→ **What is needed**
The string "Monterola" appears in some lines of the entries that follow; copy each such line.

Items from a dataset
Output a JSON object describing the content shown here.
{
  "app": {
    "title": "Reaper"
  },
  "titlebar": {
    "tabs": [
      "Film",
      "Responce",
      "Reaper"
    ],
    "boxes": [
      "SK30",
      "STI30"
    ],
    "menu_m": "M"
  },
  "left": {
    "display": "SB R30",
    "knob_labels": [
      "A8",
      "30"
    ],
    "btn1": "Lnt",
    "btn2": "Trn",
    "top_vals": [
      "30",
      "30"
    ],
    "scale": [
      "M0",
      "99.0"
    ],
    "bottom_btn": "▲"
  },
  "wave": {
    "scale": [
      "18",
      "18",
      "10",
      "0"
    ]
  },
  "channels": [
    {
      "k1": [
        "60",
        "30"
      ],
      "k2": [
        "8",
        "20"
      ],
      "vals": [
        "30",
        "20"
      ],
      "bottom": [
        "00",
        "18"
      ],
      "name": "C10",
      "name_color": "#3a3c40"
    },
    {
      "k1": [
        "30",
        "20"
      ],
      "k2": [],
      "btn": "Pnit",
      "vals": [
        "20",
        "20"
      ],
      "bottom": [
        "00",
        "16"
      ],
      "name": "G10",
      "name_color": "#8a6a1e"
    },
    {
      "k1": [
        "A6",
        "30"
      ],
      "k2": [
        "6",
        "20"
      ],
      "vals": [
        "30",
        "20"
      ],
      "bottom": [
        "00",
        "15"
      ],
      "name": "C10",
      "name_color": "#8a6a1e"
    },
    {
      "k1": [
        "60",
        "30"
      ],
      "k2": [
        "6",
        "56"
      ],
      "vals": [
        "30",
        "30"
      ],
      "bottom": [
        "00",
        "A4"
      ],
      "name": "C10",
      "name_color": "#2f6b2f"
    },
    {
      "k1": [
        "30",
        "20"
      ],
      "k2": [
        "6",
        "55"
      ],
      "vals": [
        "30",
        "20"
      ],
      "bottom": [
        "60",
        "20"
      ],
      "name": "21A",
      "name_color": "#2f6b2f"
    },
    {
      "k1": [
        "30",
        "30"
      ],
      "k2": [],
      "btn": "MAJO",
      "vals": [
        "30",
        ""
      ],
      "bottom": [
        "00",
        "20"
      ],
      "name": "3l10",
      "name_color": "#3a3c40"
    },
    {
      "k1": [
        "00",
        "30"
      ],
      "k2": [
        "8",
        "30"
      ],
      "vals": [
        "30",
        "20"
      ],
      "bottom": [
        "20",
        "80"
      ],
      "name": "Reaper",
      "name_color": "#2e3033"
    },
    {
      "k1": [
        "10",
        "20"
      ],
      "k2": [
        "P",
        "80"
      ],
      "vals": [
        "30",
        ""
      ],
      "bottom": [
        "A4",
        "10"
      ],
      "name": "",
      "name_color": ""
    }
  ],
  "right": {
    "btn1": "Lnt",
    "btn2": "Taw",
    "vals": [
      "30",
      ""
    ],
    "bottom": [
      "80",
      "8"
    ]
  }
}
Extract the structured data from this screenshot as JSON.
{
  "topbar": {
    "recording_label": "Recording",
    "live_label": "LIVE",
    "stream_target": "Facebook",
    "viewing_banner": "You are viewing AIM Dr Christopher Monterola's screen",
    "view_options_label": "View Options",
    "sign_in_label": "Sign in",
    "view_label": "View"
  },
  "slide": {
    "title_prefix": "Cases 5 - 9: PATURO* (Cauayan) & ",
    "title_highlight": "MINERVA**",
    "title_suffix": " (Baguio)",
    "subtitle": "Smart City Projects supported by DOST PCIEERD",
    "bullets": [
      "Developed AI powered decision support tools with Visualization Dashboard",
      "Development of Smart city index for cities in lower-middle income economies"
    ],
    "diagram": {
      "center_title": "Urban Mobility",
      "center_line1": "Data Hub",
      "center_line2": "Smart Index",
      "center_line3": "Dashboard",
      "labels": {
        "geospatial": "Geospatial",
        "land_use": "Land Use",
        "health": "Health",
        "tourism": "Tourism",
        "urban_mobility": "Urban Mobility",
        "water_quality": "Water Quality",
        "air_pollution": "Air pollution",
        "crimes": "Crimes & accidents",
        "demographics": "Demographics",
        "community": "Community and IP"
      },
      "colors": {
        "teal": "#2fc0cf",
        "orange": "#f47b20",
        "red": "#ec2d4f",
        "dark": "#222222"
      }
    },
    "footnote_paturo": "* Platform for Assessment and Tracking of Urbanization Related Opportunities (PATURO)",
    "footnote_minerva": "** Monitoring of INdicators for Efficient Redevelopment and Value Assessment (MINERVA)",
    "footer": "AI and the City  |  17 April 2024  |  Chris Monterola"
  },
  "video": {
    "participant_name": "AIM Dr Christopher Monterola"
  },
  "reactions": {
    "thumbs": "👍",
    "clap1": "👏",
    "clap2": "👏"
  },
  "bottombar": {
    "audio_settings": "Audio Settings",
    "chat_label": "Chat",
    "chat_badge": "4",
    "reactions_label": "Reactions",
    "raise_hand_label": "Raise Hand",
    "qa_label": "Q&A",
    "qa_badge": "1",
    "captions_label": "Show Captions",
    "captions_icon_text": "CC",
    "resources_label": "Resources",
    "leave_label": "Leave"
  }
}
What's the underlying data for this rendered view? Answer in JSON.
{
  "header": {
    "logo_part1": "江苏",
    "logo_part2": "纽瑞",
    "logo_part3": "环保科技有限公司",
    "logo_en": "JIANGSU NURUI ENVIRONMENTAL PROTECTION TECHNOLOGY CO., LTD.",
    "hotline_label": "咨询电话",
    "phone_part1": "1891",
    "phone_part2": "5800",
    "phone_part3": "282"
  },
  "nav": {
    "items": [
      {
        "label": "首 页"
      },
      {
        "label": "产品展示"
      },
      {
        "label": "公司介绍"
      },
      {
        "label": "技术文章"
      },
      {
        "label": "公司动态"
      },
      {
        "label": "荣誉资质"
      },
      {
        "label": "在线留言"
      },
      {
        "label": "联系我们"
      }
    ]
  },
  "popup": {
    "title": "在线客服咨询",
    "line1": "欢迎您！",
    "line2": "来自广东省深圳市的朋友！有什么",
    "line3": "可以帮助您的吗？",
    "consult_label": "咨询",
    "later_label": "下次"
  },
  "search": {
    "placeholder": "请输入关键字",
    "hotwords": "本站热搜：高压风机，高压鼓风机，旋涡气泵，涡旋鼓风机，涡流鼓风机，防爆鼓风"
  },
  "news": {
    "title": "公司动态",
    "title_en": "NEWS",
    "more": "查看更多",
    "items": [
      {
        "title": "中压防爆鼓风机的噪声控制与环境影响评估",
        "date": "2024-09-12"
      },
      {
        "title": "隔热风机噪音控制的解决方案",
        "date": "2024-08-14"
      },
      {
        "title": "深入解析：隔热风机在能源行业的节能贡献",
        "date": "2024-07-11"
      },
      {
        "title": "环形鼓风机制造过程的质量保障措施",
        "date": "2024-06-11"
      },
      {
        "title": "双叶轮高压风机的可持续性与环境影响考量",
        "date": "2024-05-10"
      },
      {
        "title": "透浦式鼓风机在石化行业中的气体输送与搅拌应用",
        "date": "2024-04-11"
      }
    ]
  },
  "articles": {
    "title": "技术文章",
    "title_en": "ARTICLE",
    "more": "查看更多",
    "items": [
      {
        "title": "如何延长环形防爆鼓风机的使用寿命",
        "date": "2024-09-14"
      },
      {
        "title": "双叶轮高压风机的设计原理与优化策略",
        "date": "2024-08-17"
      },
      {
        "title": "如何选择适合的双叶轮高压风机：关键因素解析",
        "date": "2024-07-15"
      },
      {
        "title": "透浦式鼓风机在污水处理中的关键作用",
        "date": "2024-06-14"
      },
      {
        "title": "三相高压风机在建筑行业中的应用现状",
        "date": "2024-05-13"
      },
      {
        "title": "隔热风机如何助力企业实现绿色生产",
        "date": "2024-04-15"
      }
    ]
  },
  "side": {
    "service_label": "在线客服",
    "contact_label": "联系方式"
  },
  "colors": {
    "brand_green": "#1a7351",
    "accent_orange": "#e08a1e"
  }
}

→ **Your response**
    "viewing_banner": "You are viewing AIM Dr Christopher Monterola's screen",
    "footer": "AI and the City  |  17 April 2024  |  Chris Monterola"
    "participant_name": "AIM Dr Christopher Monterola"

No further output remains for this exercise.